On what was a mostly cloudy day in the Willowbrook neighborhood of South Los Angeles, the sun emerged in time for resident Rose Pinkney to celebrate the installation of free solar panels on her rooftop.

In an event held in front of her home on Friday, Pinkney, a self-professed techie whose neighbors often knock on her door for advice, beamed as she shared her excitement about the new installation to her home near McKinkey Avenue and 120th Street.

“This is a way to promote clean energy that is well needed in neighborhoods filled with pollution,” said Pinkney, addressing a small crowd of curious neighbors and a handful of reporters.

[Read more…]

Crenshaw/LAX light rail construction to expand road closure

Construction for the metro rail line on Crenshaw blvd.

Construction for the metro rail line on Crenshaw blvd. (April 2014)

The final phase of the Crenshaw/LAX line construction will close down roads around Crenshaw Boulevard and Vernon Street starting June 7.

Excavation and decking for the underground Crenshaw/Vernon station of the newest Metro line will be taking place. [Read more…]

South LA schools follow state-wide graduation trends

Crenshaw HS

Crenshaw High School

Nearly a dozen South L.A. high schools have followed a positive statewide trend of rising graduation rates while simultaneously lowering the percentage of dropouts, according to data from the California Department of Education.

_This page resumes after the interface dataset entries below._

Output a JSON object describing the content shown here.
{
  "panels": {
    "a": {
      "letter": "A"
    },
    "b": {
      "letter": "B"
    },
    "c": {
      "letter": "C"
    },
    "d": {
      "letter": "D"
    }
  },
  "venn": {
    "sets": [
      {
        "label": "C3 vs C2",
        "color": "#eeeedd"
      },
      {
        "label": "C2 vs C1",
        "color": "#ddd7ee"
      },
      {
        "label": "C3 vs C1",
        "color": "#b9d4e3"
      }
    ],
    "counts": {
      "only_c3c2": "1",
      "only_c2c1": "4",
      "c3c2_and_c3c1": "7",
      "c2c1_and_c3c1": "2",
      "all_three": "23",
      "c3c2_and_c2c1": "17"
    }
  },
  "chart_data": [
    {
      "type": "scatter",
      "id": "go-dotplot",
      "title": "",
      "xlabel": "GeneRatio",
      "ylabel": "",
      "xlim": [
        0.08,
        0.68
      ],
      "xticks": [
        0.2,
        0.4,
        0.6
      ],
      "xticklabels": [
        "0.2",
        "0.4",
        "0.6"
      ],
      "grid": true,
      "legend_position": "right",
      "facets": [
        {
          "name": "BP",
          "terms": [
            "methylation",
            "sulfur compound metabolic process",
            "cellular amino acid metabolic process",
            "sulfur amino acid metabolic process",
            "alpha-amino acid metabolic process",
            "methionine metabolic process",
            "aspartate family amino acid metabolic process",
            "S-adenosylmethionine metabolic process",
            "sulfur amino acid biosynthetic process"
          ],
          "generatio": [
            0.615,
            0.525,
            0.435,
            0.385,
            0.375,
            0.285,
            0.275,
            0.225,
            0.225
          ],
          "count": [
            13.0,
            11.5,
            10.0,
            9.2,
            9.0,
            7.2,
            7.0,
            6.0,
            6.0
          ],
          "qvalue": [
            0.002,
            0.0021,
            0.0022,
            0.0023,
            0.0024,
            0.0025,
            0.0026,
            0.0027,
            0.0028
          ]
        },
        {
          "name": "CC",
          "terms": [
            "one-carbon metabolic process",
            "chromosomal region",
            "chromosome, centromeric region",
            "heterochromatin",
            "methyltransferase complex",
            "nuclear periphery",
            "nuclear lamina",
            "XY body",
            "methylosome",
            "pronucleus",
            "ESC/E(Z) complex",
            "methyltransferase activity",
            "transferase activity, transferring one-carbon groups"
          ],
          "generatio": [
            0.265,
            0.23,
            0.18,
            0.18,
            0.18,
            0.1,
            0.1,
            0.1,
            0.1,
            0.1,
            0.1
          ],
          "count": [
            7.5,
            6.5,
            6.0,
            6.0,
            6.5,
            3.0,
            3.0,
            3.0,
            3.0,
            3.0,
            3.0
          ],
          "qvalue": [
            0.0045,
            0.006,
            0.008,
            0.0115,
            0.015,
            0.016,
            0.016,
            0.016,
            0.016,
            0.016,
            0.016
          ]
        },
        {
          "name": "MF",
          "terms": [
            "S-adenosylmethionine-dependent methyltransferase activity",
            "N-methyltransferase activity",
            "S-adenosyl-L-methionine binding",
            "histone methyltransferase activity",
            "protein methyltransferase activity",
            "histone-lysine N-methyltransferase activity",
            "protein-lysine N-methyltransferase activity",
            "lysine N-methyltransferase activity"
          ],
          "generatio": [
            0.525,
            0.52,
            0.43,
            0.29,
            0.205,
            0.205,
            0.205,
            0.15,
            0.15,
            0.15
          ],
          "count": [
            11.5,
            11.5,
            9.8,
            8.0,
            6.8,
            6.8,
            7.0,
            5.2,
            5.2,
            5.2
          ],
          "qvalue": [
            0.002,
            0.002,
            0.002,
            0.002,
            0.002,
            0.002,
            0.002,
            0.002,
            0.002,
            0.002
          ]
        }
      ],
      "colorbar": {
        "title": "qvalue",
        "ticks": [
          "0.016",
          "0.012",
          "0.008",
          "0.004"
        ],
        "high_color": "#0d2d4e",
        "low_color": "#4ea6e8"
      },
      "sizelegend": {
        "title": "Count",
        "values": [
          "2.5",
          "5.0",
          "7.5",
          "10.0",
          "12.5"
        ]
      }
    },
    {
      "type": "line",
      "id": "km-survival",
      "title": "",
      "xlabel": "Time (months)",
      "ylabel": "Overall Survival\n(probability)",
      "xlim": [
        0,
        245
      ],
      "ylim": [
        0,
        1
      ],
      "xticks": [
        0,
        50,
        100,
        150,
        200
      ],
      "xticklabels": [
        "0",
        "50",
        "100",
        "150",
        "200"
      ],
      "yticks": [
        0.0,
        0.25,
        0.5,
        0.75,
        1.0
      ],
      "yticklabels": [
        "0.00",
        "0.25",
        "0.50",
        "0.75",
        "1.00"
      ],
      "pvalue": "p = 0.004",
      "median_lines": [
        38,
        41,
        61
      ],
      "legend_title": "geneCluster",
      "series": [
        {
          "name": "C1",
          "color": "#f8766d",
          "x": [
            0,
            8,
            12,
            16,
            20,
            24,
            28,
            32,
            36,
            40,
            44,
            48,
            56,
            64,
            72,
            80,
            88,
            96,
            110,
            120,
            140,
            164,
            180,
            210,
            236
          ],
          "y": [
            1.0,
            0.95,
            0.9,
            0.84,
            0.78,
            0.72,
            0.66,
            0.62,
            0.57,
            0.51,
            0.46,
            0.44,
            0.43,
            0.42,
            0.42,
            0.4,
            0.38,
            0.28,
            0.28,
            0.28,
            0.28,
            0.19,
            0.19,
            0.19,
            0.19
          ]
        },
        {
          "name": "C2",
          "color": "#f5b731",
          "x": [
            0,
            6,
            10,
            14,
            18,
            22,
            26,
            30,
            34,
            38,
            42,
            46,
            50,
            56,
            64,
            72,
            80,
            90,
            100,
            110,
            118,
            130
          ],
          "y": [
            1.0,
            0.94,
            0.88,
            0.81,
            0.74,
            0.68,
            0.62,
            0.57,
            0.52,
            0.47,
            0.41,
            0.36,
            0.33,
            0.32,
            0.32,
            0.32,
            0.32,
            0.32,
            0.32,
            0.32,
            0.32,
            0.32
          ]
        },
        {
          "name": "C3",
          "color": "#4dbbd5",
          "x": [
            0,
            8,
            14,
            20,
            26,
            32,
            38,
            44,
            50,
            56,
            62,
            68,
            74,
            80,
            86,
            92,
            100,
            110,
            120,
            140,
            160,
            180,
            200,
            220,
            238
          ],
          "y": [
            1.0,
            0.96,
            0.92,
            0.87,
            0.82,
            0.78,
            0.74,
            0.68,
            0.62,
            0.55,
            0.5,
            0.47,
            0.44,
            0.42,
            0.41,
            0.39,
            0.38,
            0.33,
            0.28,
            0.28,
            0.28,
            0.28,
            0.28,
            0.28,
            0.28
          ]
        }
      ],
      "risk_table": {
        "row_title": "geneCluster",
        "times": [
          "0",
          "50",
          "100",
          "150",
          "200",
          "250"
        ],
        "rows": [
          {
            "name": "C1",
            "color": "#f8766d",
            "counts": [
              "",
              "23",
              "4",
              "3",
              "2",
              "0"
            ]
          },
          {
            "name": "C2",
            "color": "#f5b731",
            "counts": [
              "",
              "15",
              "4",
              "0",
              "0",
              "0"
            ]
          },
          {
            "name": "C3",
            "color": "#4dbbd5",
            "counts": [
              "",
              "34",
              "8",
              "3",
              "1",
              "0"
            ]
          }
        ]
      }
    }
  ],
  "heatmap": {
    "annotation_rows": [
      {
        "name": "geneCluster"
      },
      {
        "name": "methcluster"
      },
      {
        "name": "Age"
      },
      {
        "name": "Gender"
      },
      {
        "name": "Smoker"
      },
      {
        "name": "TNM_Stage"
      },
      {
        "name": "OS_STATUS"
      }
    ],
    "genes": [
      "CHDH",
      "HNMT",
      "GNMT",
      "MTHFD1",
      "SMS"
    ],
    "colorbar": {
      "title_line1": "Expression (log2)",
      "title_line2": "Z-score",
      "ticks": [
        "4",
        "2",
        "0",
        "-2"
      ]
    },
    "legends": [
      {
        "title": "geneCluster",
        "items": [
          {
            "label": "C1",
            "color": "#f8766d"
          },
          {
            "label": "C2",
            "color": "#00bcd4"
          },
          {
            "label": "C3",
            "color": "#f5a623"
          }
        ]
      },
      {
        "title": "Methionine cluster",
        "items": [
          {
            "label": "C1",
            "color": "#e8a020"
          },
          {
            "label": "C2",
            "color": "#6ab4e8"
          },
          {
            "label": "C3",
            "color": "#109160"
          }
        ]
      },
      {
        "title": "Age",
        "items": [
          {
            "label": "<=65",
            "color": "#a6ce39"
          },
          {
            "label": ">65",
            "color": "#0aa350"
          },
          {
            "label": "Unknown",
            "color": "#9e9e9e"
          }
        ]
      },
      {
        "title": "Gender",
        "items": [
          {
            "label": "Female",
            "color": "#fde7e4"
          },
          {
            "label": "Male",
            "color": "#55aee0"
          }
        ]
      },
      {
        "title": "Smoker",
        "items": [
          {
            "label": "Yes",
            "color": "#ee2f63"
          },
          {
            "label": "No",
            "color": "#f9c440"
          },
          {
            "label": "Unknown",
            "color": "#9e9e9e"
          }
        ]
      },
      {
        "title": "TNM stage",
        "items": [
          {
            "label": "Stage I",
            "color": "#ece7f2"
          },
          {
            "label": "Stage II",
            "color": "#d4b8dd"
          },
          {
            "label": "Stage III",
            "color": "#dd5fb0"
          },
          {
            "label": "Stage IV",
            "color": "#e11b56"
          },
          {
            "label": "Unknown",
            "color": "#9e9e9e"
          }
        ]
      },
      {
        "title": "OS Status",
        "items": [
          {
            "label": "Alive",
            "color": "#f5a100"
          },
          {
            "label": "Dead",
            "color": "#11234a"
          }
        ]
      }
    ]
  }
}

Schools with the highest graduation rates for the 2013-14 school year include Thirty-Second Street USC Performing Arts with a 100 percent graduation rate; Foshay Learning Center and Middle College High, each with 99 percent; King/Drew Medical Magnet with 96 percent and the Los Angeles Center for Enriched Studies with 95 percent.

Of the South L.A. high schools, even those with the lowest percentage of graduates recorded graduation rates that were only 10 percent below the LAUSD district-wide graduation rate of 70.4 percent, with a majority of them on an upward trend. [Read more…]